Switzer­land to de­stroy over 600,000 ex­pired dos­es of Mod­er­na Covid vac­cine

As concerns related to uptake and distribution continue to linger, Switzerland is among the first countries that plans to destroy hundreds of thousands of expired and unused Covid-19 vaccine doses.

The European country said it plans to destroy more than 600,000 doses of Moderna’s Spikevax Covid-19 vaccine as the doses have reached their expiration date.

However, Moderna CEO Stéphane Bancel told the World Economic Forum in Davos, Switzerland that he’s in the process of throwing 30 million doses in the garbage, exclaiming, “We have a big demand problem.”

Lina Khan, FTC chair (Graeme Jennings/Pool via AP Images)

Pile-on over PBMs con­tin­ues with FTC com­ments and a new bi­par­ti­san Sen­ate bill

More than 500 stakeholders sent comments to the FTC on whether the commission should look further into pharma middlemen, known as PBMs, with many of the commenters calling for more federal oversight.

Similar to the critical open comment period in a deadlocked FTC session last February, pharmacies and pharmacy groups are continuing to call out the lack of transparency among the top 3 PBMs, which control about 80% of the market.

Pharma brands are losing their shine with US consumers who are now thinking about the economy and inflation instead of Covid. (Credit: Shutterstock)

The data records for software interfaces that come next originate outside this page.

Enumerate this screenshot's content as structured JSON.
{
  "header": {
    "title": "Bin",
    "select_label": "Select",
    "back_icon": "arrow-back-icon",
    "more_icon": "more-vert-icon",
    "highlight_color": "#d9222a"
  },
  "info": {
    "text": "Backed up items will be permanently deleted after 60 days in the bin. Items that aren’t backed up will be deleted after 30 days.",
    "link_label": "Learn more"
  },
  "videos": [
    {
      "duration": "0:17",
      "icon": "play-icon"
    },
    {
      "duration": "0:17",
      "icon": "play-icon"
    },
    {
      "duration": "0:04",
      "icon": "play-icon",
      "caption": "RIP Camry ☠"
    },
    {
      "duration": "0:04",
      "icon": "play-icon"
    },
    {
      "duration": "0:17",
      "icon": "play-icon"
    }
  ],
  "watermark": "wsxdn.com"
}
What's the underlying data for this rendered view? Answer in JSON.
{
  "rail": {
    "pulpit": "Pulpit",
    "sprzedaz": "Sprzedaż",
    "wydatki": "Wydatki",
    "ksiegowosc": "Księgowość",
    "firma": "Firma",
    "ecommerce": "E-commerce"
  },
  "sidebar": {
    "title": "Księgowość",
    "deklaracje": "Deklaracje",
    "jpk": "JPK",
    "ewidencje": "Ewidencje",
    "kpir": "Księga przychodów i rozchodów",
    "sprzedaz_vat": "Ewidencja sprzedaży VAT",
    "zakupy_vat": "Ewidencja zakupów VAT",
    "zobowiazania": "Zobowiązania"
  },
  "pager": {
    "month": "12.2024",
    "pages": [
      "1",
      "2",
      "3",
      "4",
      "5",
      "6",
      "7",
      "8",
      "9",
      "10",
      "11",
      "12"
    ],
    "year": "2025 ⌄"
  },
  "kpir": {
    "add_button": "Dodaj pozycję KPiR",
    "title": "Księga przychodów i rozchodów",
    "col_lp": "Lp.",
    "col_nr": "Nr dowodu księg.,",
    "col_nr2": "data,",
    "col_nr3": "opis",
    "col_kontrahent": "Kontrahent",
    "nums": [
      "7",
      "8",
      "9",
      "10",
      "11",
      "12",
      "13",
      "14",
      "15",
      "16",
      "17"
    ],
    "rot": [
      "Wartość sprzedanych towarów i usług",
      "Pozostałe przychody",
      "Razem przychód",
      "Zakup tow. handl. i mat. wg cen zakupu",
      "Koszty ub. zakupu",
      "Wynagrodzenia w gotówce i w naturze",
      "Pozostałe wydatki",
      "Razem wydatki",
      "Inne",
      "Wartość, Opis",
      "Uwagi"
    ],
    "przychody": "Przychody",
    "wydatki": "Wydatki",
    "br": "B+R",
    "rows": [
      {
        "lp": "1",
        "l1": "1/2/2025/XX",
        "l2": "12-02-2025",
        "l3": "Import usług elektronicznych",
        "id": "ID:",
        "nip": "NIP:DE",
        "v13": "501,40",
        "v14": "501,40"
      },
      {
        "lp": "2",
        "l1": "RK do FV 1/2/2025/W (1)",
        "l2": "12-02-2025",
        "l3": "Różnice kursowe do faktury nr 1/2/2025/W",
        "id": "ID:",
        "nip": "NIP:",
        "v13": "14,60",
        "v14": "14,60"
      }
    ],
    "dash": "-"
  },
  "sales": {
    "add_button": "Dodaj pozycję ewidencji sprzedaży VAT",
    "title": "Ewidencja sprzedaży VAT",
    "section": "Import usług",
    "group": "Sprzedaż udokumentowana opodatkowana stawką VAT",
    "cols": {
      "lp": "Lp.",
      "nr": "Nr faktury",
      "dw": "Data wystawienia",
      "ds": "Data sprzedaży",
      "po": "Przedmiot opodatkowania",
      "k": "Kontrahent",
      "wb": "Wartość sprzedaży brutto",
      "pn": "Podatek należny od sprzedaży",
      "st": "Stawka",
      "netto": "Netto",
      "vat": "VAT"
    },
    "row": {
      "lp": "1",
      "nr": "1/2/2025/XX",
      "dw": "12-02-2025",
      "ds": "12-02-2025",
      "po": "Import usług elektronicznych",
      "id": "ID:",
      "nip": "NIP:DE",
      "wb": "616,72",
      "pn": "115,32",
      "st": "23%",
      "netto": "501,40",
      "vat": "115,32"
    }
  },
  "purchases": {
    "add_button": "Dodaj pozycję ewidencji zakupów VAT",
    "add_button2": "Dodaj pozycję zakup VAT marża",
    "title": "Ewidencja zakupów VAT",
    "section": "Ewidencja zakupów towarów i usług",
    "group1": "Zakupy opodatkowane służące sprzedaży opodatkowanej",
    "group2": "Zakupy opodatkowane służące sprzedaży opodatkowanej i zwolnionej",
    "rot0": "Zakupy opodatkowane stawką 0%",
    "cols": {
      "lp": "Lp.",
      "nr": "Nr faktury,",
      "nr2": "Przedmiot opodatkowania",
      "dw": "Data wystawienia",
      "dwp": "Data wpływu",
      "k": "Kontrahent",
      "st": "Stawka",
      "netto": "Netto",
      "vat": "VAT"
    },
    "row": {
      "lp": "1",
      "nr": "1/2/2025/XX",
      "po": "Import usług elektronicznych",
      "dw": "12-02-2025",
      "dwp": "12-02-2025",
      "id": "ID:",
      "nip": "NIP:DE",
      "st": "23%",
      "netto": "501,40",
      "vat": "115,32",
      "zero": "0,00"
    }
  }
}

Phar­ma brands fade in an­nu­al Har­ris con­sumer vis­i­bil­i­ty poll: Mod­er­na drops off and Pfiz­er dips

As Covid-19 concerns are fading in the US, so is biopharma visibility. The annual Axios Harris Poll survey to determine and rank the 100 most top-of-mind brands in the US finds Moderna, which was No. 3 last year, not on the list at all for 2022, and Pfizer sinking 37 spots.

However, it’s not that Moderna or Pfizer did anything wrong, it’s just that Americans have moved on to other worries beyond Covid.

Endpoints News

Keep reading Endpoints with a free subscription

Unlock this story instantly and join 142,800+ biopharma pros reading Endpoints daily — and it's free.

HHS Secretary Xavier Becerra (Jacquelyn Martin/AP Images)

HHS fin­ish­es off Trump-era rule that would've erased ba­sic FDA regs with­out fre­quent re­views

HHS on Thursday finalized its decision to withdraw a rule, proposed just before former President Donald Trump left office, that would’ve caused thousands of HHS and FDA regulations to automatically expire if they weren’t reviewed within two years, and every 10 years thereafter.

The decision follows the filing of a lawsuit last March, in which several nonprofits alleged that the outgoing administration planted “a ticking timebomb” for HHS, essentially forcing it to devote an enormous amount of resources to the unprecedented and infeasible task of reviewing thousands of regulations regularly.